I’m not the first volunteer to remark that, despite what I consider extreme conditions of poverty, lack of opportunity, and poor public institutions, my friends and host family in the rural village of Koyan seem on average much happier than my friends and family in the States. The people in Koyan know they’re poor, they know the government doesn’t provide them with the services it should, like a school with well-educated teachers, and they know how hard it is to find a job in Mali – and yet they smile more, laugh more, dance more, and are more resilient to the travails of their daily lives than almost anyone I know in the States.
Amartya Sen writes in Development As Freedom:
. . . [D]eprived people tend to come to terms with their deprivation because of sheer necessity of survival, and they may, as a result, lack the courage to demand any radical change, and may even adjust their desires and expectations to what they unambitiously see as feasible . . . It is thus important . . . to favor the creation of conditions in which people have real opportunities of judging the kind of lives they would like to lead. (Sen, Amartya. Development as Freedom. New York: Anchor, 2000.)
Does this apply to my friends in Koyan? Have they adjusted their desires to what they see as possible – so that they don’t expect to make a decent living, always have a full belly, or have all their children survive – and can’t be disappointed when these seemingly universal desires aren’t fulfilled?
I recently had a conversation with my host mom, Sitan Kane, in which I explained to her the rights American women have in the divorce process and generally the different American norms regarding marriage. To Sitan, divorce is an impossibility because if she were to divorce her husband, her four children would remain with him. And while she certainly complains about her husband’s philandering to me, she doesn’t see it as a reason for divorce; she accepts it as a relatively normal aspect of a Malian marriage. So when I told her that if she was an American woman and she divorced her husband because he was cheating on her, she would almost certainly have custody of her children, she was quite shocked and more convinced than ever that she’d like to move to America.

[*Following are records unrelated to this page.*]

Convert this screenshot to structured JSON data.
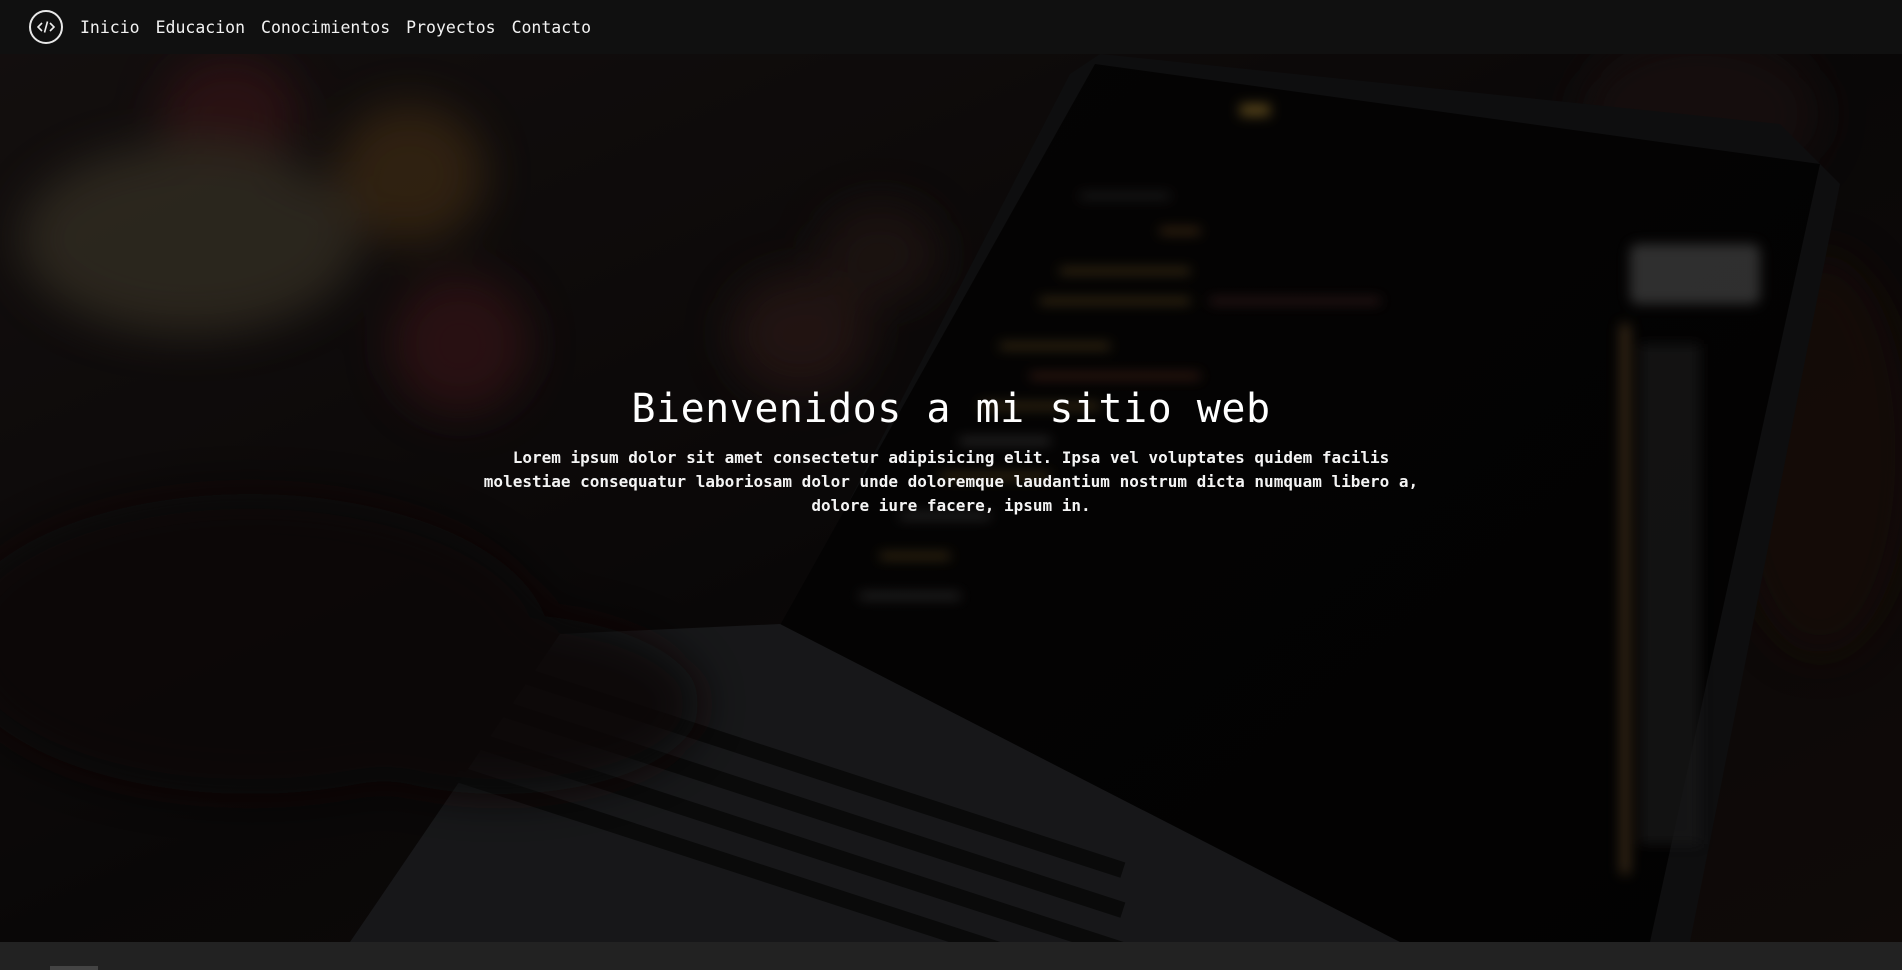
{
  "nav": {
    "logo_icon": "code-brackets-icon",
    "links": [
      "Inicio",
      "Educacion",
      "Conocimientos",
      "Proyectos",
      "Contacto"
    ]
  },
  "hero": {
    "title": "Bienvenidos a mi sitio web",
    "text": "Lorem ipsum dolor sit amet consectetur adipisicing elit. Ipsa vel voluptates quidem facilis molestiae consequatur laboriosam dolor unde doloremque laudantium nostrum dicta numquam libero a, dolore iure facere, ipsum in."
  },
  "colors": {
    "navbar_bg": "#101010",
    "text": "#ffffff",
    "overlay": "#000000"
  }
}
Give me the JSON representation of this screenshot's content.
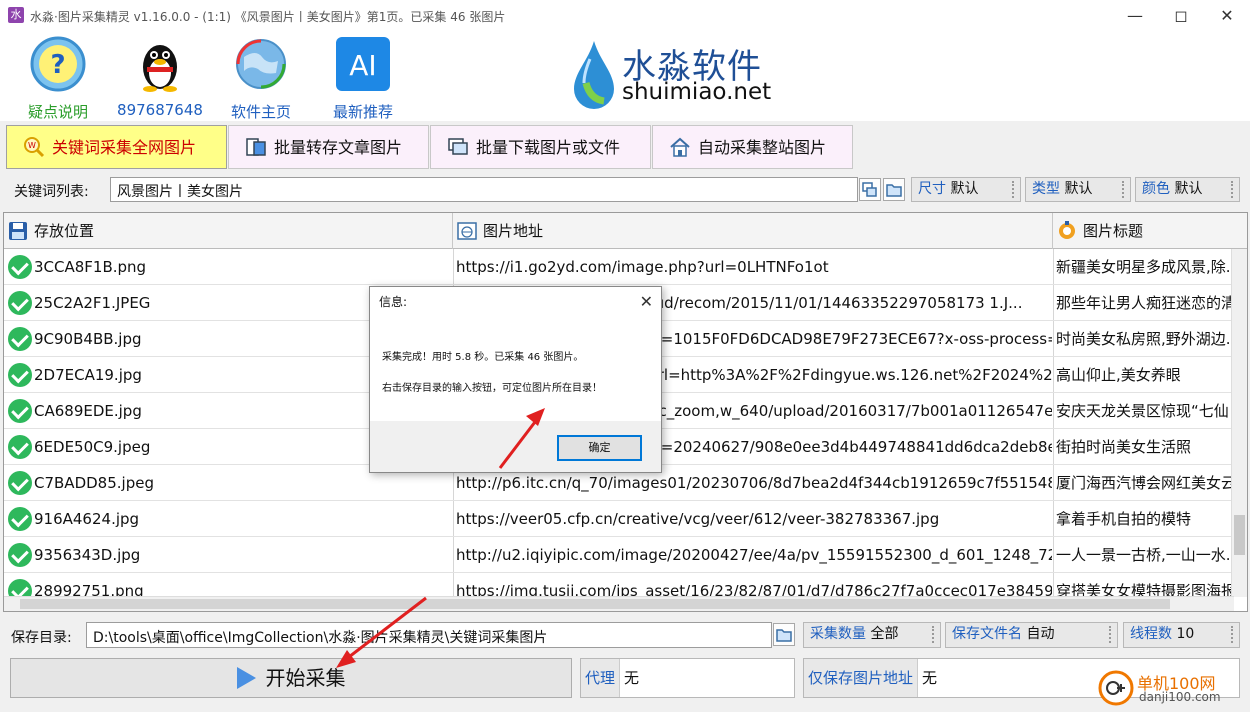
{
  "window": {
    "title": "水淼·图片采集精灵 v1.16.0.0 - (1:1) 《风景图片丨美女图片》第1页。已采集 46 张图片",
    "controls": [
      "minimize",
      "maximize",
      "close"
    ]
  },
  "header": {
    "items": [
      {
        "icon": "question-icon",
        "label": "疑点说明",
        "color": "#2a9d2a"
      },
      {
        "icon": "qq-penguin-icon",
        "label": "897687648",
        "color": "#1f5fbf"
      },
      {
        "icon": "globe-icon",
        "label": "软件主页",
        "color": "#1f5fbf"
      },
      {
        "icon": "ai-icon",
        "label": "最新推荐",
        "color": "#1f5fbf"
      }
    ],
    "brand_cn": "水淼软件",
    "brand_en": "shuimiao.net"
  },
  "tabs": [
    {
      "label": "关键词采集全网图片",
      "icon": "search-w-icon",
      "active": true
    },
    {
      "label": "批量转存文章图片",
      "icon": "transfer-icon",
      "active": false
    },
    {
      "label": "批量下载图片或文件",
      "icon": "download-window-icon",
      "active": false
    },
    {
      "label": "自动采集整站图片",
      "icon": "home-icon",
      "active": false
    }
  ],
  "keyword_row": {
    "label": "关键词列表:",
    "value": "风景图片丨美女图片",
    "options": [
      {
        "key": "尺寸",
        "value": "默认"
      },
      {
        "key": "类型",
        "value": "默认"
      },
      {
        "key": "颜色",
        "value": "默认"
      }
    ]
  },
  "table": {
    "columns": [
      "存放位置",
      "图片地址",
      "图片标题"
    ],
    "rows": [
      {
        "file": "3CCA8F1B.png",
        "url": "https://i1.go2yd.com/image.php?url=0LHTNFo1ot",
        "title": "新疆美女明星多成风景,除..."
      },
      {
        "file": "25C2A2F1.JPEG",
        "url": "http://pic1.win4000.ncccloud/recom/2015/11/01/14463352297058173 1.J...",
        "title": "那些年让男人痴狂迷恋的清"
      },
      {
        "file": "9C90B4BB.jpg",
        "url": "https://img0.baidu.com/it/u=1015F0FD6DCAD98E79F273ECE67?x-oss-process=i...",
        "title": "时尚美女私房照,野外湖边..."
      },
      {
        "file": "2D7ECA19.jpg",
        "url": "https://nimg.ws.126.net/?url=http%3A%2F%2Fdingyue.ws.126.net%2F2024%2F...",
        "title": "高山仰止,美女养眼"
      },
      {
        "file": "CA689EDE.jpg",
        "url": "https://img.mp.itc.cn/q_70,c_zoom,w_640/upload/20160317/7b001a01126547e...",
        "title": "安庆天龙关景区惊现“七仙"
      },
      {
        "file": "6EDE50C9.jpeg",
        "url": "https://img2.baidu.com/it/u=20240627/908e0ee3d4b449748841dd6dca2deb8e.j...",
        "title": "街拍时尚美女生活照"
      },
      {
        "file": "C7BADD85.jpeg",
        "url": "http://p6.itc.cn/q_70/images01/20230706/8d7bea2d4f344cb1912659c7f551548...",
        "title": "厦门海西汽博会网红美女云"
      },
      {
        "file": "916A4624.jpg",
        "url": "https://veer05.cfp.cn/creative/vcg/veer/612/veer-382783367.jpg",
        "title": "拿着手机自拍的模特"
      },
      {
        "file": "9356343D.jpg",
        "url": "http://u2.iqiyipic.com/image/20200427/ee/4a/pv_15591552300_d_601_1248_72...",
        "title": "一人一景一古桥,一山一水..."
      },
      {
        "file": "28992751.png",
        "url": "https://img.tusij.com/ips_asset/16/23/82/87/01/d7/d786c27f7a0ccec017e38459...",
        "title": "穿搭美女女模特摄影图海报"
      }
    ]
  },
  "bottom": {
    "save_label": "保存目录:",
    "save_path": "D:\\tools\\桌面\\office\\ImgCollection\\水淼·图片采集精灵\\关键词采集图片",
    "count": {
      "key": "采集数量",
      "value": "全部"
    },
    "filename": {
      "key": "保存文件名",
      "value": "自动"
    },
    "threads": {
      "key": "线程数",
      "value": "10"
    },
    "start_label": "开始采集",
    "proxy": {
      "key": "代理",
      "value": "无"
    },
    "save_url_only": {
      "key": "仅保存图片地址",
      "value": "无"
    }
  },
  "dialog": {
    "title": "信息:",
    "line1": "采集完成！用时 5.8 秒。已采集 46 张图片。",
    "line2": "右击保存目录的输入按钮，可定位图片所在目录！",
    "ok_label": "确定"
  },
  "watermark": {
    "cn": "单机100网",
    "en": "danji100.com"
  },
  "colors": {
    "accent_blue": "#1f5fbf",
    "check_green": "#2eb85c",
    "active_tab": "#ffff88",
    "arrow_red": "#e02020"
  }
}
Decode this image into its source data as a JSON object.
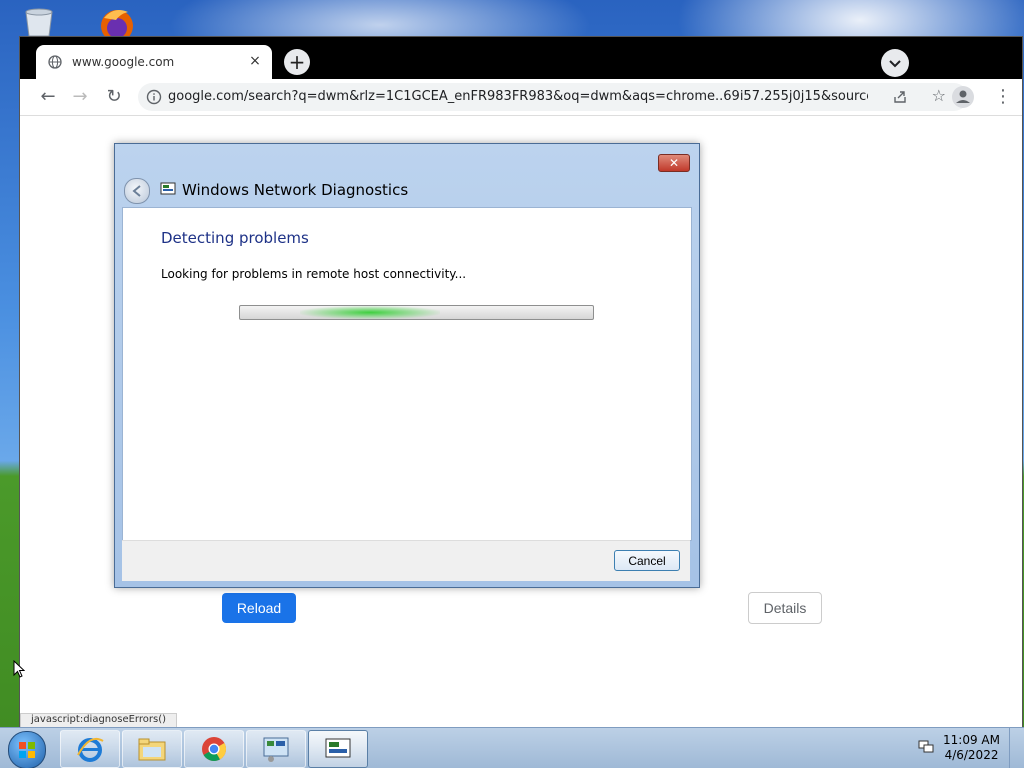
{
  "browser": {
    "tab_title": "www.google.com",
    "tab_close": "×",
    "new_tab": "+",
    "url": "google.com/search?q=dwm&rlz=1C1GCEA_enFR983FR983&oq=dwm&aqs=chrome..69i57.255j0j15&sourceid=...",
    "back": "←",
    "forward": "→",
    "reload": "↻",
    "menu": "⋮"
  },
  "page": {
    "reload_button": "Reload",
    "details_button": "Details",
    "status_text": "javascript:diagnoseErrors()"
  },
  "dialog": {
    "title": "Windows Network Diagnostics",
    "close": "✕",
    "heading": "Detecting problems",
    "message": "Looking for problems in remote host connectivity...",
    "cancel": "Cancel",
    "progress_indicator": "indeterminate"
  },
  "taskbar": {
    "time": "11:09 AM",
    "date": "4/6/2022",
    "items": [
      {
        "name": "Internet Explorer"
      },
      {
        "name": "Windows Explorer"
      },
      {
        "name": "Google Chrome"
      },
      {
        "name": "Control Panel"
      },
      {
        "name": "Windows Network Diagnostics",
        "active": true
      }
    ]
  },
  "colors": {
    "chrome_blue": "#1a73e8",
    "dialog_heading": "#1e3287",
    "progress_green": "#3ecf3e"
  }
}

Sometimes I worry that I am planting a dangerous seed in the minds of Sitan and her younger co-wife Mama, that I am making them unhappy in a marriage they don’t have the means to change. But then I think, as Sen claims, that it is more important that these two women have the ability to judge the kind of lives they would like to lead than that they be ignorantly satisfied with their current situation. As Sen writes, I believe Mama and Sitan have adjusted their expectations to the possibilities available to them. Therefore, it is possible to see their happiness as a product of a world view in which the ideal of womanhood involves obedience, hard work in doing household chores, conformity, and having many, many children. Based on this worldview, it is easy for Malian women to be happy since they spend their lives doing household chores, obeying their husbands, and bearing and raising numerous children.
What I have tried to do is to expand Sitan and Mama’s world view by showing them the possibility of a different ideal of womanhood: that a woman can be her own master. It’s too late for these women to change their marriage; my hope for them is that they do not have so many children that they don’t have time for anything other than raising them and that they take the initiative to start small businesses that will give them some degree of independence from their husband. Unfortunately, I think that their first priority is having a lot of children and they’re willing to give up their ability to gain financial independence for the sake of reaching this goal. Sitan and Mama were brought up in an environment in which child-bearing is what women’s lives are all about and it’s very difficult to change that mindset now. I hope that it will be different for the younger generations, especially now that girl’s education has become more of a priority.
So I may have lodged a little speck of dissatisfaction in Sitan and Mama’s minds, but I can’t do much to change their ultimate happiness, which they get from their children and their place in the community. If you’re going to talk about the happiness of Malians, you have to talk about community. Each individual has his or her own well-defined role in the community, which is organized along gender and age lines, and thus fits into the functioning of the whole like a well-fitted cog in a machine. Malians reap an extreme amount of joy from friendships and family relationships and they get to spend a lot of time with their friends and family, so they tend to be happy. And yet still, I have to believe that if they were more fully conscious of the rights they were being denied (the right to not have one in five of your children die, the right to clean drinking water, the right to a year-round food supply, etc.), they wouldn’t be this happy. There’s a way in which they know that they’re screwed compared to the rest of the world, but it doesn’t register with them on a daily basis; they’ve adjusted to their situation.
So what is the moral of this story? First of all, it is a valuable activity to try to expose Malians to different ways of living and to teach them the basic human rights that they’re being denied, even if it may cause them to become slightly less satisfied with their lives. Secondly, development work is important because, even though Malians may seem satisfied with their current situation, the ultimate goal of development is not to make people feel good, but to enable people to choose the kind of life they want to live.